Accession Number:

ADA409742

Title:

Influence of Bone Remodeling Inhibition on the Development of Experimental Stress Fractures

Descriptive Note:

Annual rept. 1 Sep 2001-31 Aug 2002

Corporate Author:

CASE WESTERN RESERVE UNIV DETROIT MI

Report Date:

2002-09-01

Pagination or Media Count:

10.0

Abstract:

Stress fractures result from repetitive loading and have been regarded as a mechanical fatigue-driven process. However, a number of studies indicate that increased remodeling precedes the occurrence of bone microdamage and stress fractures, suggesting a central role for bone remodeling in the pathogenesis of stress fractures. Our ongoing experiments test the hypothesis by pharmacological inhibition of bone remodeling will slow the subsequent accumulation of microdamage, diminishing the severity of the stress fracture.

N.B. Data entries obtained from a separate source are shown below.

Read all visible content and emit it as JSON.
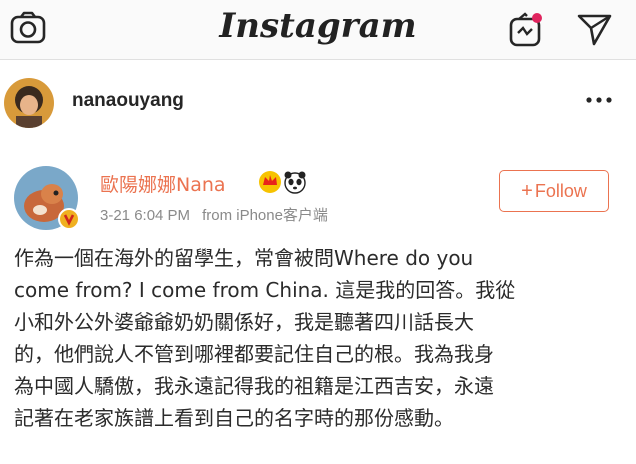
{
  "app": {
    "logo": "Instagram"
  },
  "post": {
    "username": "nanaouyang"
  },
  "weibo": {
    "name": "歐陽娜娜Nana",
    "time": "3-21 6:04 PM",
    "source": "from iPhone客户端",
    "follow_label": "Follow",
    "follow_plus": "+",
    "text_lines": [
      "作為一個在海外的留學生，常會被問Where do you",
      "come from? I come from China. 這是我的回答。我從",
      "小和外公外婆爺爺奶奶關係好，我是聽著四川話長大",
      "的，他們說人不管到哪裡都要記住自己的根。我為我身",
      "為中國人驕傲，我永遠記得我的祖籍是江西吉安，永遠",
      "記著在老家族譜上看到自己的名字時的那份感動。"
    ]
  },
  "colors": {
    "weibo_accent": "#eb7350",
    "notification_dot": "#e0245e"
  },
  "icons": {
    "camera": "camera-icon",
    "igtv": "igtv-icon",
    "direct": "paper-plane-icon",
    "more": "more-dots-icon",
    "verified": "verified-badge-icon",
    "crown": "vip-crown-icon",
    "panda": "panda-icon"
  }
}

We are using a bisphosphonate BIS in the rabbit tibial stress fracture model, to test the hypothesis that reactive remodeling within the cortex drives the development of stress fractures. Results to date indicate that BIS antiresorptive therapy reduces the intensity of the stress fracture response, as indicated by 99mTechneitum bone scans, with the uptake of 99mTechneitum reduced by approximately 50 percent in treated animals as compared to saline-treated controls. However, BIS treatment attenuated, but did not completely prevent the stress fracture response. These data are consistent with the hypothesis that bone remodeling contributes to the pathogenesis of stress fracture. The implication of this suppression on the later accumulation of bone microcracks and the evolution of final stress fracture are unknown are currently under investigation.

Subject Categories:

  • Anatomy and Physiology
  • Medicine and Medical Research
  • Stress Physiology

Distribution Statement:

APPROVED FOR PUBLIC RELEASE